A small number of us began to resist, at first by writing counter documents. We were mostly, but not entirely, former members of the RSL, and were mostly older than the average member. What was upsetting and confusing to us was that most L&R members did not react to the dispute. They stayed out of it. This nonreaction was helped by the neo-Maoists’ maneuver of rarely stating openly that they rejected anarchism. Instead the group talked around this. They made hints, and then denials, and then direct statements, and then withdraw the statements. If people wanted to ignore the issue, it was made easy for them. We, the group that said there was a crisis, were treated as troublemakers.

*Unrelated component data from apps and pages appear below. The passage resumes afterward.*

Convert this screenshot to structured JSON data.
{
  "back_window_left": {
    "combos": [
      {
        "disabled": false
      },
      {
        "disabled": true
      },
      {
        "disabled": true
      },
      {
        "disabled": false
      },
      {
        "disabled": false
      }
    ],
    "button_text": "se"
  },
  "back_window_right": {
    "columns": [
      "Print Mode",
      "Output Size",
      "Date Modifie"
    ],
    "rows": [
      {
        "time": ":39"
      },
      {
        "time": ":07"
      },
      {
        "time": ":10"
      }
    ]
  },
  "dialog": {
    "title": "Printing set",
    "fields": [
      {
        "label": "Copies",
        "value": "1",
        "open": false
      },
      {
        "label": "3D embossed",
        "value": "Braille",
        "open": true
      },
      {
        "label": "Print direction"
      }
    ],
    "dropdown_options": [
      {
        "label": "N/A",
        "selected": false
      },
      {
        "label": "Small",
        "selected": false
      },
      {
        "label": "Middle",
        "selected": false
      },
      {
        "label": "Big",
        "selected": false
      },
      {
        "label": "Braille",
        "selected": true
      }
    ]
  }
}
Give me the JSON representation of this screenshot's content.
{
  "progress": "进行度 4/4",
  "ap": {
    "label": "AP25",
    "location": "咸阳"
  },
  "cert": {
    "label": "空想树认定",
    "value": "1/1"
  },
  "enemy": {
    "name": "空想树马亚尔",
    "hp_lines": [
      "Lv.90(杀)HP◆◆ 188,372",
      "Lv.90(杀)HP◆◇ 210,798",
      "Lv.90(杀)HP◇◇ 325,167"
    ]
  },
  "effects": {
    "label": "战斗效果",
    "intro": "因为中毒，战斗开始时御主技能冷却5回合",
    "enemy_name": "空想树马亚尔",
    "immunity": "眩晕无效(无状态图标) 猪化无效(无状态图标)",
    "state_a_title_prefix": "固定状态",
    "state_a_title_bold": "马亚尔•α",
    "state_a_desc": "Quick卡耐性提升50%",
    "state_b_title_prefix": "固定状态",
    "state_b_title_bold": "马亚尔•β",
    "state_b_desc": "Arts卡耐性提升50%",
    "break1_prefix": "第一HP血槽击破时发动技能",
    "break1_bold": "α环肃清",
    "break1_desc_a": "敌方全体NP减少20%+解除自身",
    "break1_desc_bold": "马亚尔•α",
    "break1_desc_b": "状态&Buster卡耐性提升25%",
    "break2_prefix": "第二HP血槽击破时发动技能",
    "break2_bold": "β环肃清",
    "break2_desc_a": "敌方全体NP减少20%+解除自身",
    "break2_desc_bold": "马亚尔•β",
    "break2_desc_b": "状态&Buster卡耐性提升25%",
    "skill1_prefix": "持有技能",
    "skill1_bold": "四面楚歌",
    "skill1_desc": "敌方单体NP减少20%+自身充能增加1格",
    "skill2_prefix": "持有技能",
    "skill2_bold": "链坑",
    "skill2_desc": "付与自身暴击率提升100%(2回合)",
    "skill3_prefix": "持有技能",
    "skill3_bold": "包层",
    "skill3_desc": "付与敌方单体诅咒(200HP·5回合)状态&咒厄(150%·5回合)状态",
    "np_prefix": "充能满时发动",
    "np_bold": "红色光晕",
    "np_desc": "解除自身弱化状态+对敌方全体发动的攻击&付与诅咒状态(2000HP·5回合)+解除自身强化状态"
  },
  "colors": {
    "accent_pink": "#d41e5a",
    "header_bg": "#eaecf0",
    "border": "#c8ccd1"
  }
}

As we saw it, the issue was the rejection of anarchism for Marxism-Leninism-Maoism. We were accused of being dogmatic, not active enough, being troublemakers, wrong on any number of other issues, and so on. There is a myth in the present anarchists movement that L&R collapsed due to weakness over African-American liberation. This was never a major dispute inside the organization, although perhaps it should have been. It was raised at the last minute, the main supporter of Race Traitor politics blocing with the Maoist faction. But it was never the issue in the faction fight, that being anarchism versus Maoism.
When this group was first formed I circulated a critical analysis of them throughout the anarchist milieu that was published in most of the anarchist magazines that were around back then (this was before the internet, of course). What I basically said was that Love and Rage were a bunch of crypto-commies trying to coopt anarchism for some kind of totalitarian leftism and promote a race war in the process. Unfortunately, my critique seems to have been accurate. That was really the beginning of my longstanding feud with the anarcho-leftoids. It still comes up even today: http://www.onepeoplesproject.com/index.php?option=com_content&view=article&id=724:keith-preston&catid=16:p&Itemid=3